Source: Hatch Ventures

Comment:

  1. Will says:

    $179!?! Go down to your local army surplus store and pick up some old combat webbing, which can’t be that much. This rates right up there with the bar end cup holder I saw at cyclegear for $20.

  2. Balzaak says:

    it’s pretty expensive for something that sounds awesome and will end up just being an annoyance

  3. Adam says:

    Saw this hardware on a bike in the UK:

    http://www.vinxxgrip.ch/?lan=en&view=2100

    Seems like a pretty good solution to me

  4. Bruce Monighan says:

    http://www.vinxxgrip.ch/?lan=en&view=2100 ….. now that is cool, excep it would only work on a sportbike. Nice design though

  5. Shaitan says:

    What ever happened with people simply clasping their hands around someone? If you’re that scared to ride on the back get the f* off.

  6. Steve says:
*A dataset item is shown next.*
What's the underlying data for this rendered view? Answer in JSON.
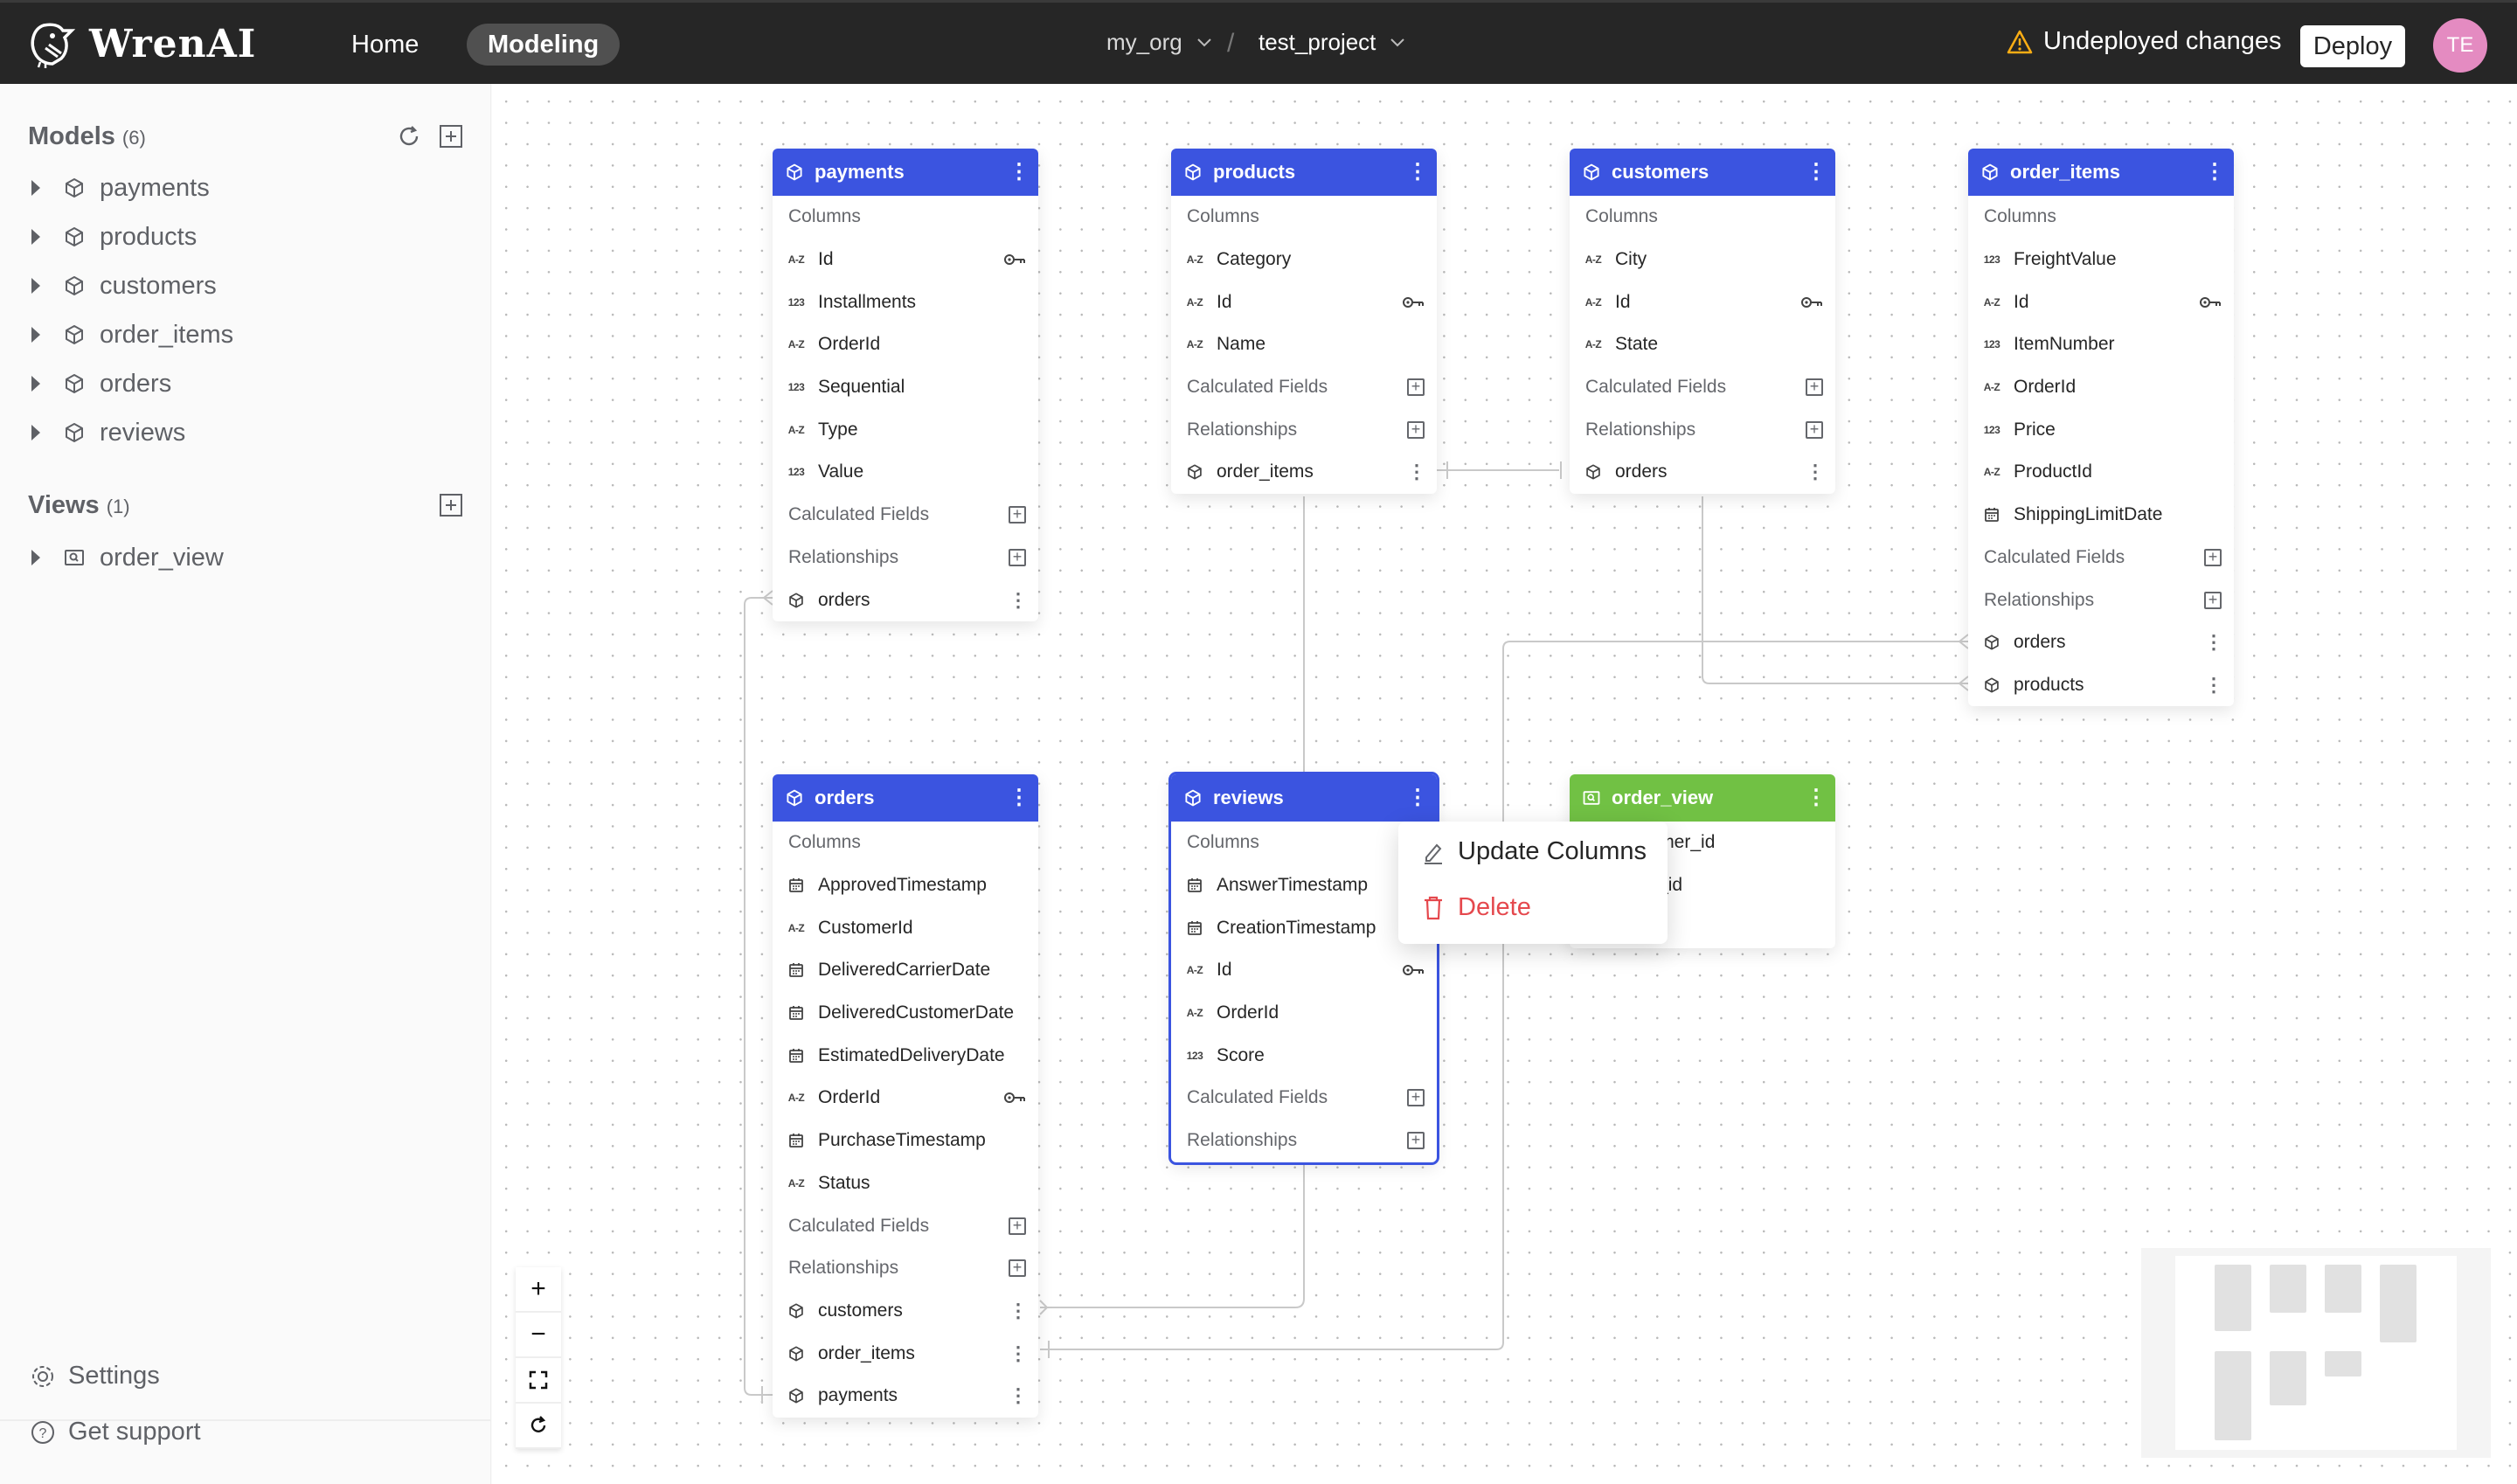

    Unless my pillion was blessed with Orang-utan arms (although some have Orang-utan faces), there’s no way they could use the tank these days. I do have a buddy belt with loops in it for pillions to hang onto and it cost a lot less than $179. Usually when I have a pillion on the back my riding is sedate enough that I can hardly feel them when braking or accelerating. (It’s trying to convince them that the bike isn’t going to fall over when corning is the problem as they try and pick it up for me so I tell them “keep your spine in-line with mine”).

  7. Bern says:

    I was also able to pick up the Buddy Belt before they stopped producing it. My 9-y/o son rides with me quite a bit and found this to be a much better solution. It gives him the ability to hold on at either side of my waist or right at my lower back (4-handles total) if he wants to rest his arms. We’ve also used it when riding PWC’s. Versatile and a whole lot cheaper than the Moto-Grip.

  8. Dman says:

    Not sure what makes this a safety product. There’s nothing about it that prevents a bike from going down or protects the rider/passenger. The woman in the pick would be better off investing the $179 in a riding jacket instead of a cute little t-shirt.